Exercise instructions:
Print all of the records below again without a single difference.

Entries supplied:
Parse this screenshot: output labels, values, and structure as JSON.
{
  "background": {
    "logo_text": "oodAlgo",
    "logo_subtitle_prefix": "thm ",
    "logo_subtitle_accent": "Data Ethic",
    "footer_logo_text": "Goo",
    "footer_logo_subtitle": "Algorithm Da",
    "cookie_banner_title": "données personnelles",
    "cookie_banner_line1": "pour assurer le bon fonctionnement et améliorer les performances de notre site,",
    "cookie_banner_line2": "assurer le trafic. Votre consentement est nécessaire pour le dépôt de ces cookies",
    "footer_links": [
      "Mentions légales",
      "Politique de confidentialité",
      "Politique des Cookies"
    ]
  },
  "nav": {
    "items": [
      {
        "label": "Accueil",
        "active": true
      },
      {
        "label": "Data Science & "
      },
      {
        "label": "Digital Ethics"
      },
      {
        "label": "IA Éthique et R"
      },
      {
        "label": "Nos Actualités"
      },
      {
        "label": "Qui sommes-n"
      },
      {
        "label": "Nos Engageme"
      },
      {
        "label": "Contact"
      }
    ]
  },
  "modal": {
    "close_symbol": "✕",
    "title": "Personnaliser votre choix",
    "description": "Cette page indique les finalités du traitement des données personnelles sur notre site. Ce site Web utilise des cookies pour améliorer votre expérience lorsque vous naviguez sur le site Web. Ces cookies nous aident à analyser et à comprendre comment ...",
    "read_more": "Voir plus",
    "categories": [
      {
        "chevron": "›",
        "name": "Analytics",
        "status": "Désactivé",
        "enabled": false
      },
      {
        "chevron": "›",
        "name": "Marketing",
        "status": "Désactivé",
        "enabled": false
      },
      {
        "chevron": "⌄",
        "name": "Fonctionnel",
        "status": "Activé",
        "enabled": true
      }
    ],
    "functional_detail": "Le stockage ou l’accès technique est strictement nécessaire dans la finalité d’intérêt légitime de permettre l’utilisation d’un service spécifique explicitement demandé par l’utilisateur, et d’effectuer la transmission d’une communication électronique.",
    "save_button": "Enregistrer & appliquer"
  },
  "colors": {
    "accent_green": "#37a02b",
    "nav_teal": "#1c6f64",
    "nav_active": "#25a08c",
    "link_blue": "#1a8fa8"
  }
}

Exercise response:
Parse this screenshot: output labels, values, and structure as JSON.
{
  "background": {
    "logo_text": "oodAlgo",
    "logo_subtitle_prefix": "thm ",
    "logo_subtitle_accent": "Data Ethic",
    "footer_logo_text": "Goo",
    "footer_logo_subtitle": "Algorithm Da",
    "cookie_banner_title": "données personnelles",
    "cookie_banner_line1": "pour assurer le bon fonctionnement et améliorer les performances de notre site,",
    "cookie_banner_line2": "assurer le trafic. Votre consentement est nécessaire pour le dépôt de ces cookies",
    "footer_links": [
      "Mentions légales",
      "Politique de confidentialité",
      "Politique des Cookies"
    ]
  },
  "nav": {
    "items": [
      {
        "label": "Accueil",
        "active": true
      },
      {
        "label": "Data Science & "
      },
      {
        "label": "Digital Ethics"
      },
      {
        "label": "IA Éthique et R"
      },
      {
        "label": "Nos Actualités"
      },
      {
        "label": "Qui sommes-n"
      },
      {
        "label": "Nos Engageme"
      },
      {
        "label": "Contact"
      }
    ]
  },
  "modal": {
    "close_symbol": "✕",
    "title": "Personnaliser votre choix",
    "description": "Cette page indique les finalités du traitement des données personnelles sur notre site. Ce site Web utilise des cookies pour améliorer votre expérience lorsque vous naviguez sur le site Web. Ces cookies nous aident à analyser et à comprendre comment ...",
    "read_more": "Voir plus",
    "categories": [
      {
        "chevron": "›",
        "name": "Analytics",
        "status": "Désactivé",
        "enabled": false
      },
      {
        "chevron": "›",
        "name": "Marketing",
        "status": "Désactivé",
        "enabled": false
      },
      {
        "chevron": "⌄",
        "name": "Fonctionnel",
        "status": "Activé",
        "enabled": true
      }
    ],
    "functional_detail": "Le stockage ou l’accès technique est strictement nécessaire dans la finalité d’intérêt légitime de permettre l’utilisation d’un service spécifique explicitement demandé par l’utilisateur, et d’effectuer la transmission d’une communication électronique.",
    "save_button": "Enregistrer & appliquer"
  },
  "colors": {
    "accent_green": "#37a02b",
    "nav_teal": "#1c6f64",
    "nav_active": "#25a08c",
    "link_blue": "#1a8fa8"
  }
}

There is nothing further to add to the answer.